Guests will see fossil evidence that led scientists to believe that dinosaurs are the ancestors of modern birds, not reptiles as previously thought. A Sinosauropteryx fossil is showcased at the exhibition and represents the beginning of the feathered dinosaur story. Paleontologists have discovered that feathers first served as a means of warmth or display for some dinosaur species and later evolved to the extent that flight was possible.
Five feathered animatronic dinosaurs and one animatronic primitive bird, Confuciusornis, offer a visual representation of feathered dinosaurs. For many the feathered Tyrannosaurus rex juvenile will be the most striking dinosaur at the exhibition. Long considered a quintessential reptilian dinosaur in appearance, scientists now believe the predator may have been covered in downy protofeathers from the time of its hatching through adolescence.

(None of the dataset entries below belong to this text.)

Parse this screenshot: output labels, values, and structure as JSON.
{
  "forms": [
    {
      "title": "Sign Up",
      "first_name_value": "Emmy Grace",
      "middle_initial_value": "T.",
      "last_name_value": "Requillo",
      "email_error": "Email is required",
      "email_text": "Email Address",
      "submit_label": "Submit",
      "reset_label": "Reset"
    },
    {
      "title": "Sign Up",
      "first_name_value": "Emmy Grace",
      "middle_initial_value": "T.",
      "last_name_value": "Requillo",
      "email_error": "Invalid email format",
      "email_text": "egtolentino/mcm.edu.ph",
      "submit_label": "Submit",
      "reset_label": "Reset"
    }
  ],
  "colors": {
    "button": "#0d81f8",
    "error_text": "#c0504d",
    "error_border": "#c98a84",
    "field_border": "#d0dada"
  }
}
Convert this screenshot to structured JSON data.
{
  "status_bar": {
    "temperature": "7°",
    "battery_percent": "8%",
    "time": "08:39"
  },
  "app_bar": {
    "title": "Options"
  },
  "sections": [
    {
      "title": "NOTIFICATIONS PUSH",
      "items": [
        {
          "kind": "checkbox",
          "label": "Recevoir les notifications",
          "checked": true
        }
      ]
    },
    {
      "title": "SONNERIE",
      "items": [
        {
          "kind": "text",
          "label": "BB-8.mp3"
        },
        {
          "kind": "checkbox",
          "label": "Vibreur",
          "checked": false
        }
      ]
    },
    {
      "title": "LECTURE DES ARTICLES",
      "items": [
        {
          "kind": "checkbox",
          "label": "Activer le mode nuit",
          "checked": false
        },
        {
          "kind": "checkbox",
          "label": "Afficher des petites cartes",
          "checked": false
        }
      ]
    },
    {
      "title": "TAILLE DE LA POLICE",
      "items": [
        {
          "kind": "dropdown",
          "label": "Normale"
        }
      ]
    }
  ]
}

Other guests may find the awesome size of the Gigantoraptor to be the biggest surprise, especially when they realize that this creature had not reached full adult size before its untimely death, and is still one of the largest feathered dinosaurs ever found. Vicious hunters Velociraptor and Microraptor are also featured at the exhibition in feathered form.
With dinosaur species from around the world on display throughout the exhibition, guests will have an opportunity to compare and contrast similar dinosaurs from different continents. Allosaurus from North America roars to life next to the bare bones skeleton of the similar Asian theropod Yangchuanosaurus, and Stegosaurus thunders alongside a Tuojiangosaurus skeleton. Three complete skeletons are found at the exhibition.
All of the 15 animatronic dinosaurs are set amongst a naturalistic indoor landscape against scenic backdrops. The Dinosaurs Unearthed experience also features a comprehensive display of fossils, including an Allosaurus skull, Spinosaurus and Mosasaur teeth, Oviraptor egg and Triceratops horns, and feathered fossils including Microraptor and the primitive bird Longipteryx.
A minimum of 2 weeks' advance notice is required for all registrations. If you have questions, please contact us at 503.797.4661 or
Structure and Function:
Compare and contrast characteristics of plants and animals.
Compare and contrast characteristics among individuals within one plant or animal group.
Compare and contrast characteristics and behaviors of plants and animals and the environments where they live.
Compare and contrast the characteristics of offspring and parents.
Compare and contrast characteristics of fossils and living organisms.
Explain that organisms are composed of parts that function together to form a living system.
Describe and compare the properties and composition of the layers of Earth.
Explain how genetics and anatomical characteristics are used to classify organisms and infer evolutionary relationships.
Interaction and Change:
Examine the different ways things move.
Describe life cycles of living things.
Describe the interactions of organisms and the environment where they live.
Compare and contrast the changes in the surface of Earth that are due to slow and rapid processes.
Explain how individual organisms and populations in an ecosystem interact and how changes in populations are related to resources.
Explain how landforms change over time at various rates in terms of constructive and destructive forces.
Explain how species change through the process of natural selection. Describe evidence for evolution.
Describe the processes of Earth’s geosphere and the resulting major geological events.
Analyze evidence for geologic, climatic, environmental, and life form changes over time.
Explore questions about living and non-living things and events in the natural world.
Make observations about the natural world.
Identify and use tools to make careful observations and answer questions about the natural world.
Explain that scientific claims about the natural world use evidence that can be confirmed and support a logical argument.
Based on observations and science principles, identify questions that can be tested, design an experiment or investigation, and identify appropriate tools. Collect and record multiple observations while conducting investigations or experiments to test a scientific question or hypothesis.
Evaluate the validity of scientific explanations and conclusions based on the amount and quality of the evidence cited.
Explain how scientific explanations and theories evolve as new information becomes available.